Shows like Agents of S.H.I.E.L.D are little more than marketing tools
Reach for the skies

Reach for the skies

From pools to football pitches, rooftop living is looking up
These are the 12 best hotel spas in the UK

12 best hotel spas in the UK

Some hotels go all out on facilities; others stand out for the sheer quality of treatments
These Iranian-controlled Shia militias used to specialise in killing American soldiers. Now they are fighting Isis, backed up by US airstrikes

Widespread fear of Isis is producing strange bedfellows

Iranian-controlled Shia militias that used to kill American soldiers are now fighting Isis, helped by US airstrikes
Topshop goes part Athena poster, part last spring Prada

Topshop goes part Athena poster, part last spring Prada

Shoppers don't come to Topshop for the unique
How to make a Lego masterpiece
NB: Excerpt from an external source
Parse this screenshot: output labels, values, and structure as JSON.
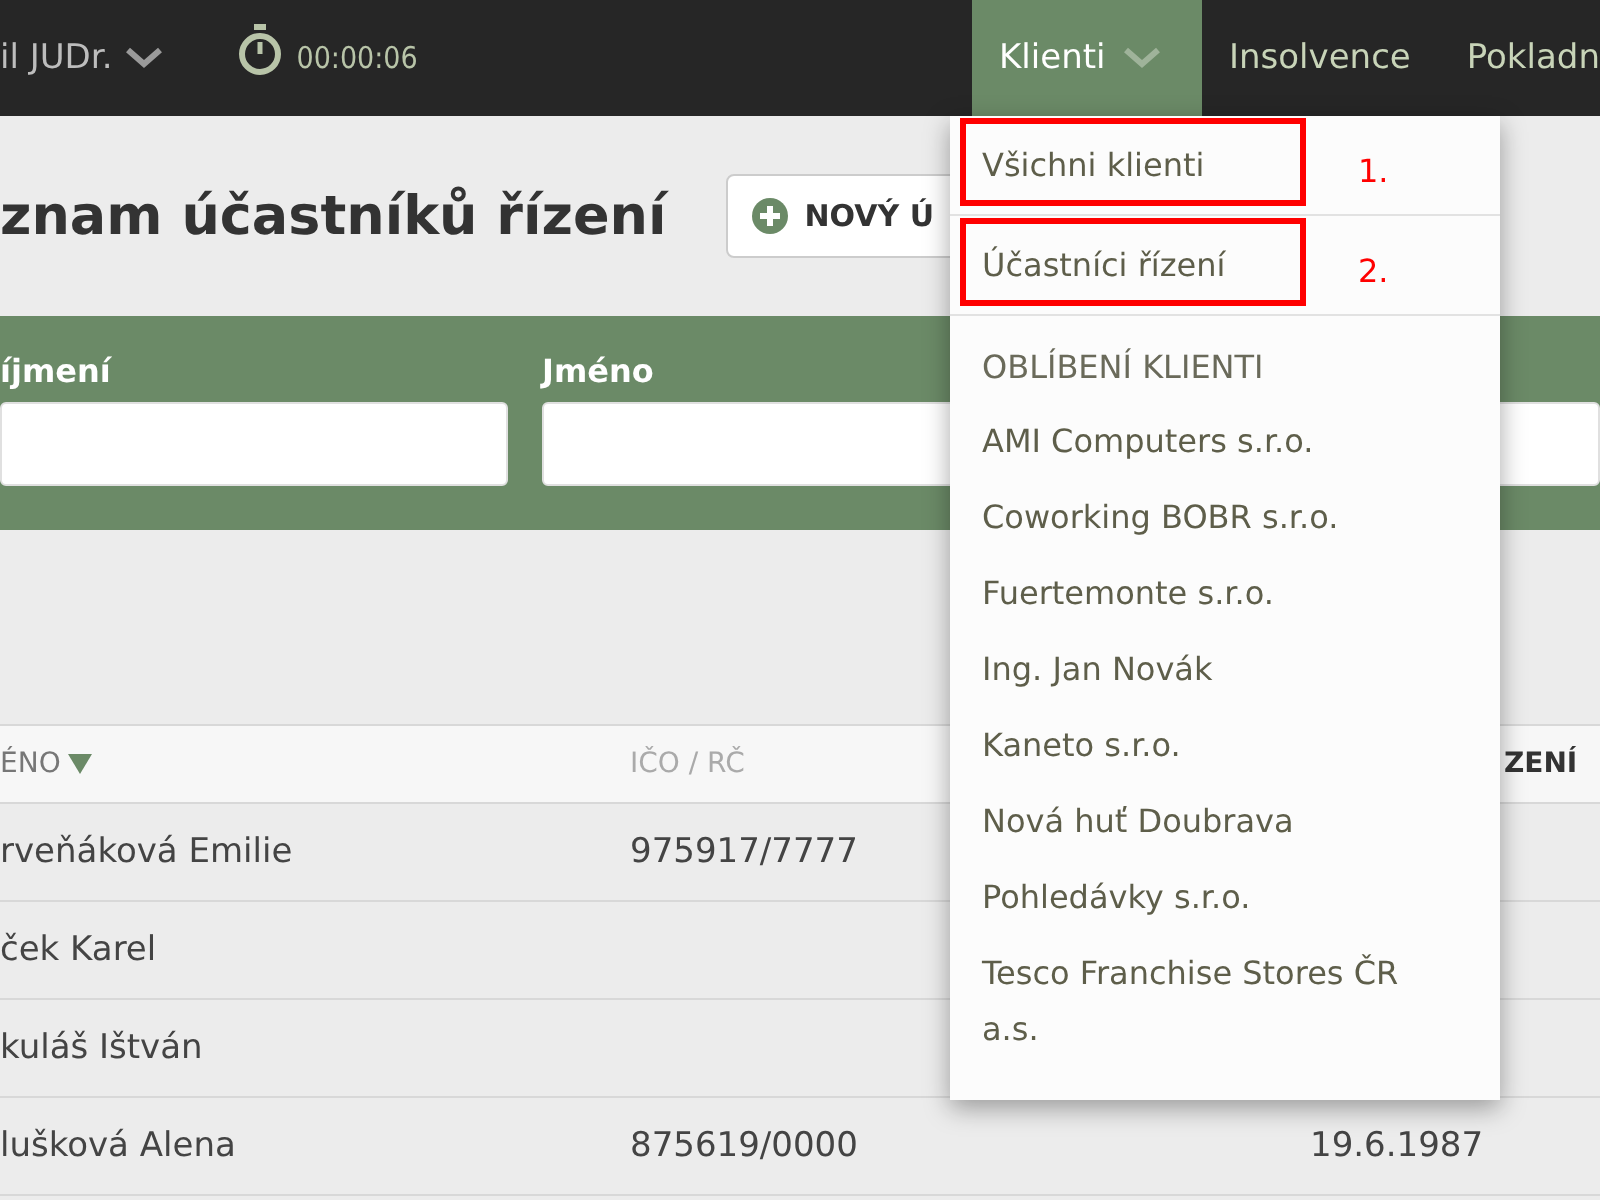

How to make a Lego masterpiece

Toy breaks out of the nursery and heads for the gallery
Meet the ‘Endies’ – city dwellers who are too poor to have fun

Meet the ‘Endies’ – city dwellers who are too poor to have fun

Urbanites are cursed with an acronym pointing to Employed but No Disposable Income or Savings
Paisley’s decision to make peace with IRA enemies might remind the Arabs of Sadat

Ian Paisley’s decision to make peace with his IRA enemies

His Save Ulster from Sodomy campaign would surely have been supported by many a Sunni imam
'She was a singer, a superstar, an addict, but to me, her mother, she is simply Amy'

'She was a singer, a superstar, an addict, but to me, her mother, she is simply Amy'

Exclusive extract from Janis Winehouse's poignant new memoir
Is this the role to win Cumberbatch an Oscar?

Is this the role to win Cumberbatch an Oscar?

The Imitation Game, film review
England and Roy Hodgson take a joint step towards redemption in Basel

England and Hodgson take a joint step towards redemption

Welbeck double puts England on the road to Euro 2016
Relatives fight over Vivian Maier’s rare photos

Relatives fight over Vivian Maier’s rare photos

Pictures removed from public view as courts decide ownership
‘Fashion has to be fun. It’s a big business, not a cure for cancer’

‘Fashion has to be fun. It’s a big business, not a cure for cancer’

Donatella Versace at New York Fashion Week